Hunting the Bear – campaigning in the Russian theatre
While there are countless conceptual topics of relevance to our understanding of Germany's war in the east, Carl von Clausewitz's (1780–1831) interpretation of ‘the country’ (or countryside) as a strategic factor in the conduct of war is probably the most efficient method of linking many related problems inherent to Hitler's Ostheer in 1941. ‘The country’ is dealt with in On War's Book I, ‘On the Nature of War’. Clausewitz writes:
The country – its physical features and population – is more than just the source of all armed forces proper; it is in itself an integral element among the factors at work in war – though only that part which is the actual theatre of operations or has a notable influence on it.
It is possible, no doubt, to use all mobile fighting forces simultaneously; but with fortresses, rivers, mountains, inhabitants, and so forth, that cannot be done; not, in short, with the country as a whole, unless it is so small that the opening action of the war completely engulfs it . . .
In many cases, the proportion of the means of resistance that cannot immediately be brought to bear is much higher than might at first be thought. Even when great strength had been expended on the first decision and the balance has been upset, equilibrium can be restored.

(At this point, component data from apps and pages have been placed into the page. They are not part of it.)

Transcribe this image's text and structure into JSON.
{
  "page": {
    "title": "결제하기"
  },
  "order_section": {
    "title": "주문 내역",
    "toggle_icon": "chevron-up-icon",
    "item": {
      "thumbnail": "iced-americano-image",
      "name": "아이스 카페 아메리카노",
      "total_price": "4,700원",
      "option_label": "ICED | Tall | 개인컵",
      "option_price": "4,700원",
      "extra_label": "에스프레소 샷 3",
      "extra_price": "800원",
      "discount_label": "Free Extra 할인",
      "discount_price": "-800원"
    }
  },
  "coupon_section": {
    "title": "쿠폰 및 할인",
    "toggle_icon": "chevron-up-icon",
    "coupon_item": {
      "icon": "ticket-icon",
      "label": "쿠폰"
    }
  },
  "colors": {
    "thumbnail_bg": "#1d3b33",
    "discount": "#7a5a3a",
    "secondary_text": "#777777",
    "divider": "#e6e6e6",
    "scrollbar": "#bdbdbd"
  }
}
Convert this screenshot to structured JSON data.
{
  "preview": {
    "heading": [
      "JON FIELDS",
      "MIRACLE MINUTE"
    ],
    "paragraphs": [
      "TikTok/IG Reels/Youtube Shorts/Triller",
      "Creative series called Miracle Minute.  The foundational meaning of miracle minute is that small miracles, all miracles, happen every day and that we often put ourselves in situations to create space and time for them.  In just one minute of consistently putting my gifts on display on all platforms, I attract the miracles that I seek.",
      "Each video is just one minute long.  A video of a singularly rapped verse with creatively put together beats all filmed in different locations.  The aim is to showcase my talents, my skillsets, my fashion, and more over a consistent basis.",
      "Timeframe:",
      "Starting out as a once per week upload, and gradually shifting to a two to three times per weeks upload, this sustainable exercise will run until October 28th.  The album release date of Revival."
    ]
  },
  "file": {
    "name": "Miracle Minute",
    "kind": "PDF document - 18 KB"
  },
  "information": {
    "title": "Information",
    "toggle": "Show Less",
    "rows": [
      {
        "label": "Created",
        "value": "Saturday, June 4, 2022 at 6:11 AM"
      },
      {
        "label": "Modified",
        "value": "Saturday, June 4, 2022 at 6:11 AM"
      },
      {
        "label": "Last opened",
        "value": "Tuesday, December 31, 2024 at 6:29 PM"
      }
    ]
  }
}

It is important to remember that any discussion of these problems cannot be rendered valid or invalid based simply on any particular historical example; after all, even if Clausewitz is correct, there may well be exceptions to the rule. In other words, simply applying Clausewitz to the German experiences in 1941 is not enough to show a pattern of experience which proves or disproves the problems of the Russian theatre. Thus, in order to gain a more dependable sample, a measure of historical digression is required.